In the good old days (50 years ago) on the Second District (Gallup to Winslow) there were train order offices at Chambers and Holbrook. Steam engines could take water at Chambers, Adamana, and Holbrook. On the Third District there were train order offices at Canyon Diablo, Flagstaff, Bellemont, Williams, and Ash Fork. Steam engines could take water at Angell, Flagstaff, Bellemont, Williams, McLellen westbound, Corva eastbound, and Ash Fork. On the Kingman District there were train order offices at Nelson, Peach Springs, Hackberry, Kingman, and Yucca. Steam engines could take water at Pica, Peach Springs, Hackberry, Kingman, and Yucca.
As we move to the area west of Winslow you will see some unique operations on the Albuquerque Division. One of those is block swapping (described later in this series) and the other is the shift from left hand running to right hand running to take advantage of special track segments. There are several areas where the new second track separates from the original line to access easier grades for uphill trains. You can still see these segments between Rio Puerco, NM and Suwanee, between Baca and Thoreau, in Kingman Canyon, and Bagdad to Klondike plus Cajon to Summit in California. Under the old signal system for double track, trains needed to shift for left hand running east of Winslow to right hand running west of Seligman.
For those modeling the Santa Fe in the late 60s, the library contains a series of pages with detailed freight train consists. The trains featured on those pages were observed at Winslow and Barstow. For modern photographers I've assembled a schedule of sorts of the trains I've observed recently (2011) between Amarillo and Flagstaff. As reference, I've added timetables from the Gallup and Seligman Subdivisions.
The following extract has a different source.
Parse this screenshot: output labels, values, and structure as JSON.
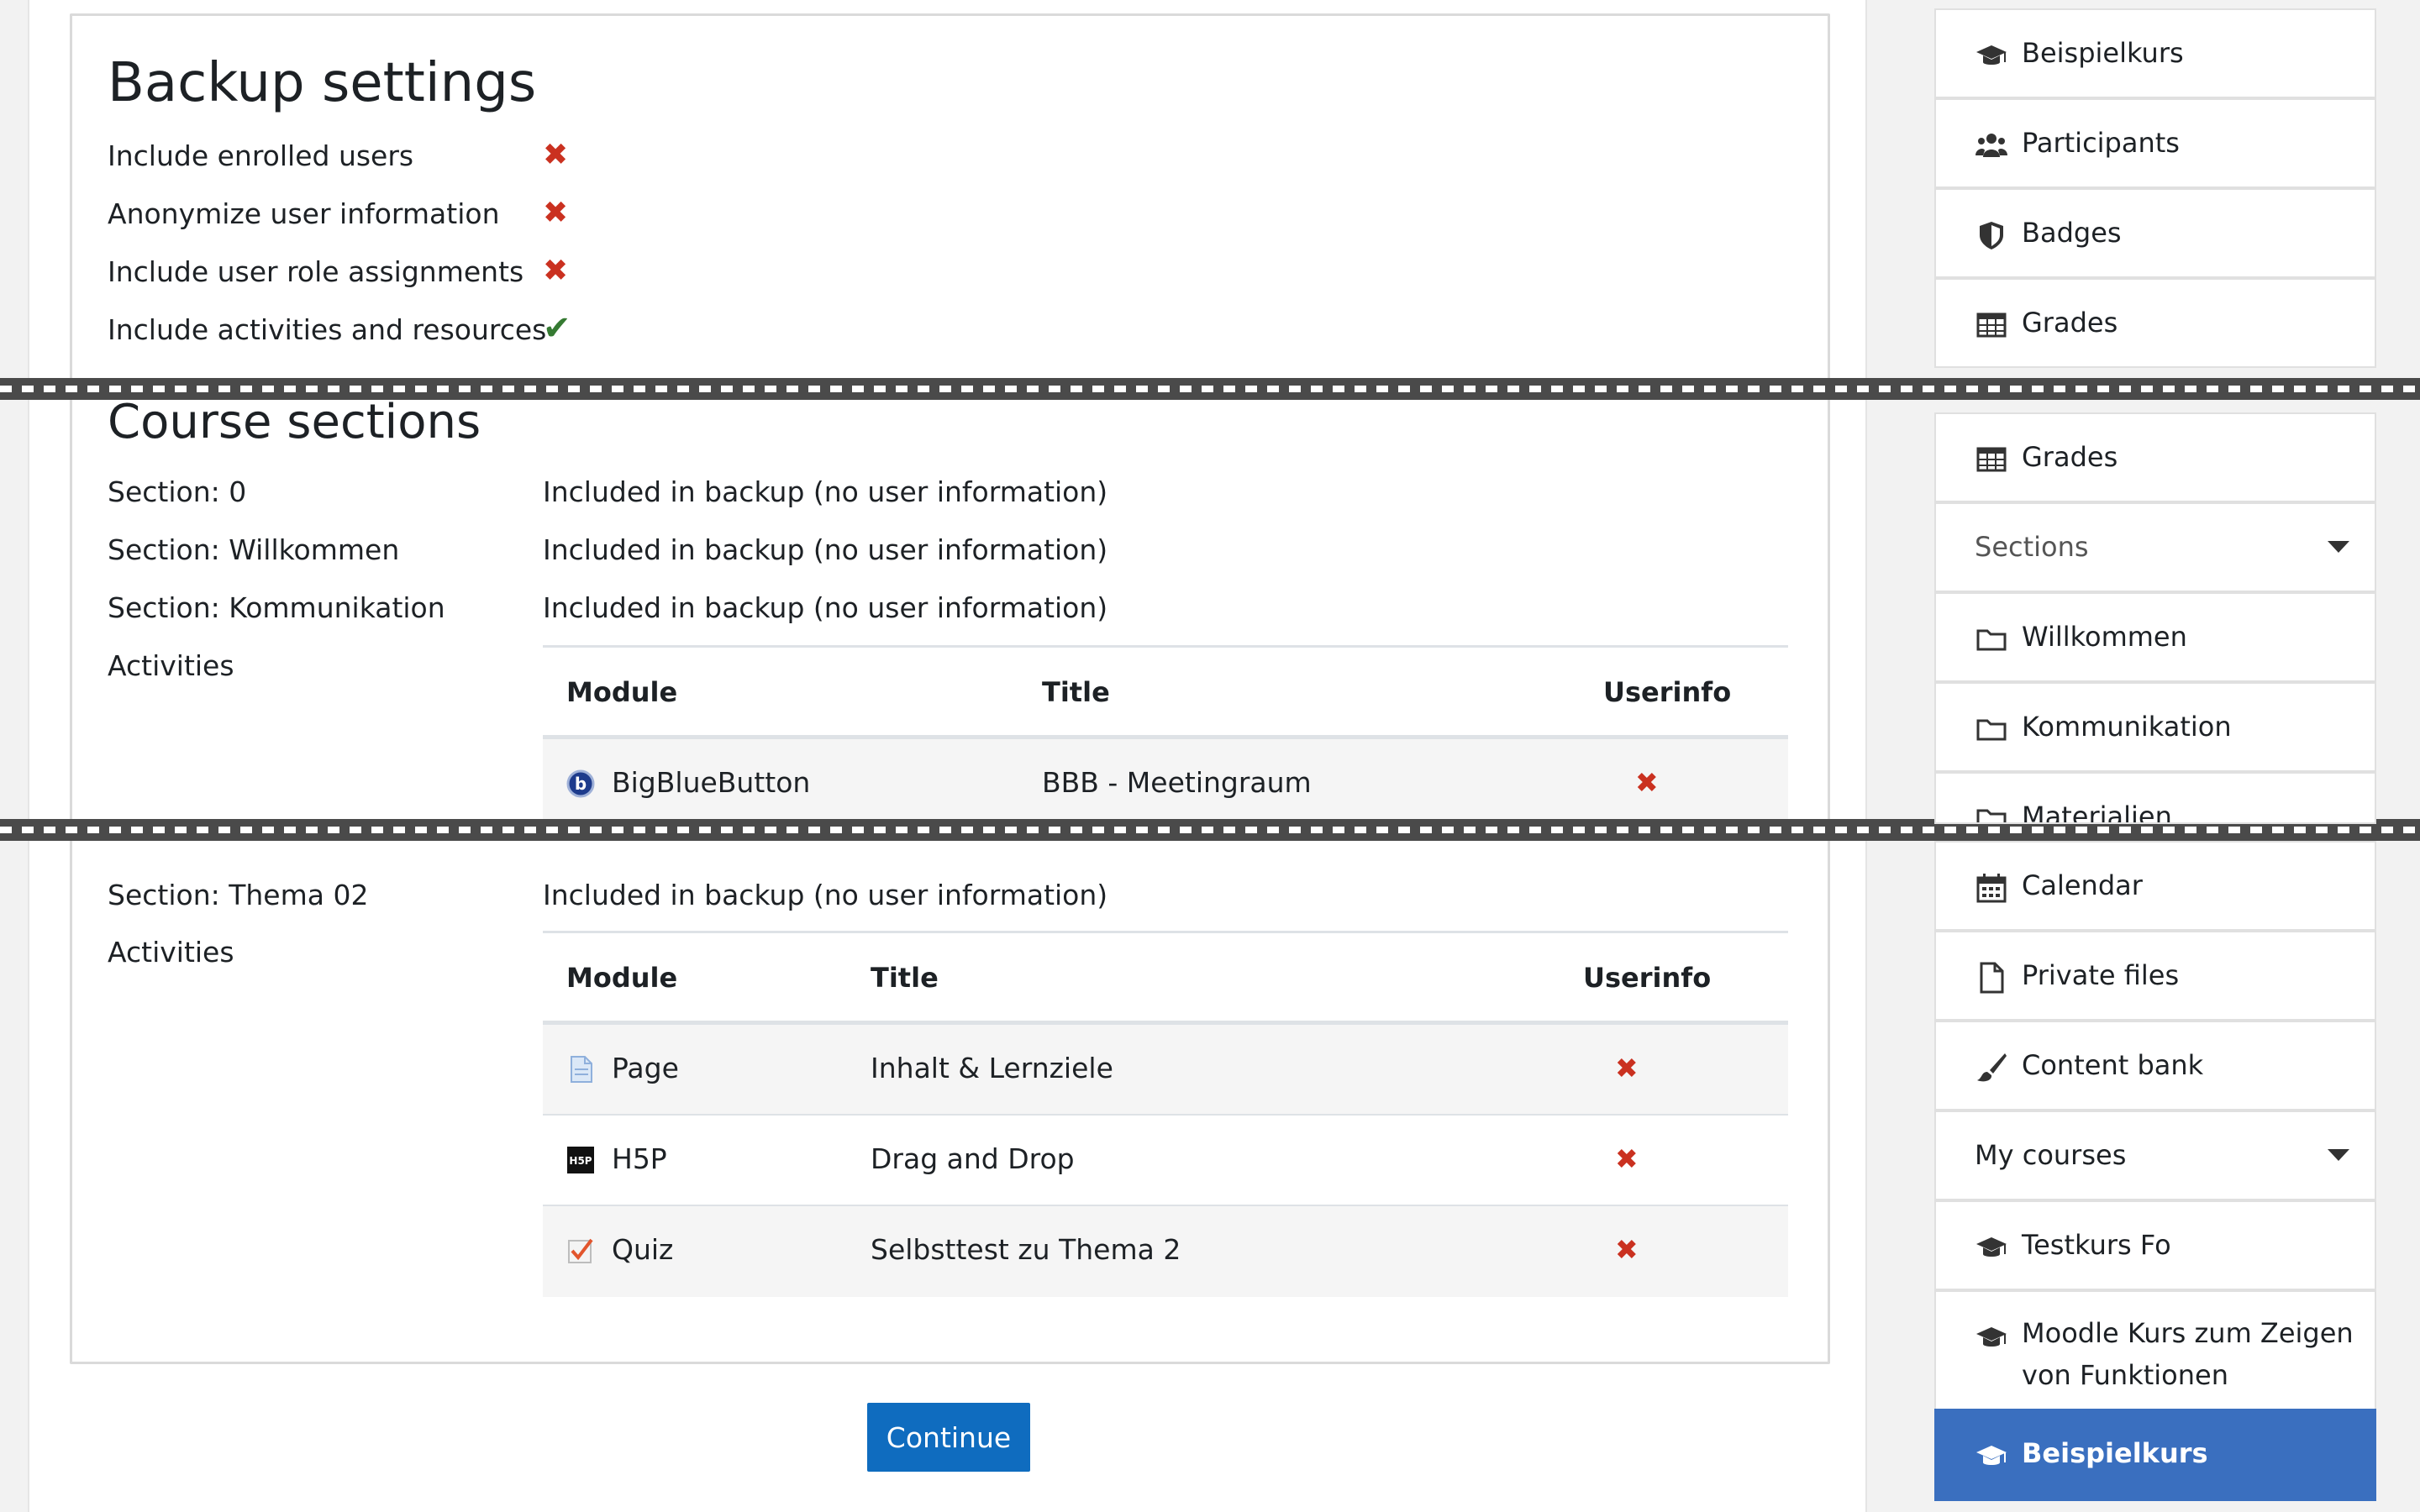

- Coronado Junction
- Williams Junction
- Supai Summit
- Ash Fork
- Crookton Cut-off
- Pica Water Stop
- Climbing Yampai Hill
- Crozier Canyon